At work, Mr Cucinelli says, "my father … was humiliated. He would often say, 'what in God's name have I done to deserve this?' And he had tears in his eyes - and those eyes were the source of my inspiration."
Although at the time he did not quite know what it was that he would do, Mr Cucinelli made a vow to "work for the moral and economic dignity of the human being".
He spent much of his youth, in the 1960s and 70s, discussing philosophy in a local cafe.
"People would debate about anything, about culture, politics…. in this kind of Italian cafe there is always somebody that is willing to listen to your ideas, your joys, your sorrows, your ideas, your soul," he remembers.
Gradually, an interest in designing and making clothes emerged.
Mr Cucinelli says he has long had strong views on design and colour. As a child he refused to wear anything green. Once, when his mother gave him a pair of green trousers, he pretended that he had lost them - but had actually buried them in the garden.
No long hours
In the late 1970s, an unconventional idea came to him. At the time, according to Mr Cucinelli, cashmere garments were usually sold in natural or neutral shades - but he wanted to experiment.
He took some cashmere sweaters to a dyeing expert and asked him to dye them bright colours.
He was initially met with outrage: "he said to me, 'you can't dye these [sweaters] those colours, you'll ruin them!'", recalls Mr Cucinelli. But, he says, he managed to talk the expert round - and the results were "beautiful".
They proved to be a hit, so when the first order for 53 sweaters came in "I felt like Alexander the Great, I was so proud" he recalls.
From this small starting point, the business has grown steadily, and now employs thousands of people.

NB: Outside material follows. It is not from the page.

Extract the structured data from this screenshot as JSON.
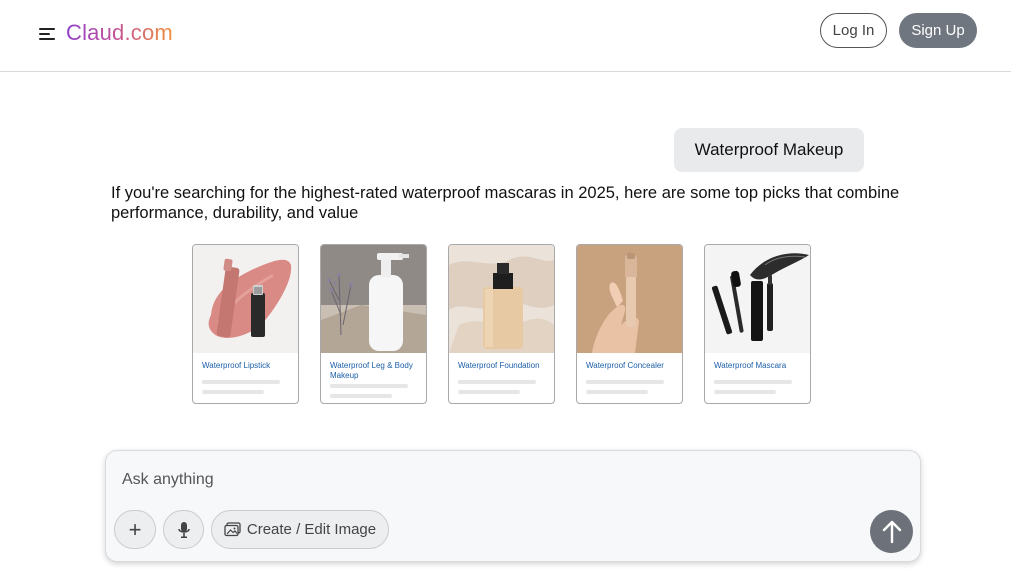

Mr Cucinelli says he has tried hard to build an enterprise that will last, and be in line with his youthful ideals. He believes that, if the company takes care of its workers, and the local community, it will not only make better products, but will also help to ensure its longevity.
He claims that workers are paid more than the industry average, and are forbidden from working long hours. "They need to have time for themselves" he explains, "this is part and parcel of the economic and moral dignity of work" he explains.

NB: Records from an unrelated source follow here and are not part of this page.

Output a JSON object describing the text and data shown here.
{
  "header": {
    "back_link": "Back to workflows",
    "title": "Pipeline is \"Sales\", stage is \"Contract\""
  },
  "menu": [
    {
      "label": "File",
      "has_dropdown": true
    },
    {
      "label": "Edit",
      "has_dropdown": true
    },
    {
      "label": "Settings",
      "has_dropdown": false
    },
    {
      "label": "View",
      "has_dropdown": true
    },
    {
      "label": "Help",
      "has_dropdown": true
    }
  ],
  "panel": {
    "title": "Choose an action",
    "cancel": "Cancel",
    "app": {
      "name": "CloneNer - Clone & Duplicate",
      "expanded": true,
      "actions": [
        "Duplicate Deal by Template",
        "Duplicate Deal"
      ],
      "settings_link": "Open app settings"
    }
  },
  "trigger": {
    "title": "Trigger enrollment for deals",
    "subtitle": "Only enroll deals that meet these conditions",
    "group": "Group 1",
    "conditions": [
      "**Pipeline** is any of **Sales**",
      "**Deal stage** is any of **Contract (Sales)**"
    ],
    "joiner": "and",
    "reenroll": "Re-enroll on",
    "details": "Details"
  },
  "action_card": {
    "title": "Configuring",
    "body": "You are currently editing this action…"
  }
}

The company has also backed various charitable endeavours, including a tailoring school and a theatre.
'Chip in a casino'
But after the company listed on the Milan stock exchange in 2011, it now has external shareholders to consider. How, in the longer term, will outsiders with a stake in the business react?
"His approach is admirable," says Peter York, an author and consultant who has been an adviser to many large luxury businesses. He agrees that many companies have been pushed out of shape by short term considerations.
But Mr York warns that the long view is more common in privately held businesses, and that markets and investors can be fickle: "once you're a public company, you're a chip in a casino".
Brunello Cucinelli dismisses such concerns. He believes that other companies, particularly in the luxury field, are going to have to follow a similar, more long-term path to the one his business is trying to tread, if they want to succeed.
He believes that technology will help to enable a new age, where modern communications will lead to greater transparency and "a great rebirth."
"The world is changing fast" he says. "There's a sort of 'ethicalisation' of mankind…not because we're better than we were a hundred years ago, but because we now live in a world where everyone knows everything about each other.
"So in order to be credible, you must be true. So it is a new world, and it will be a new, special century".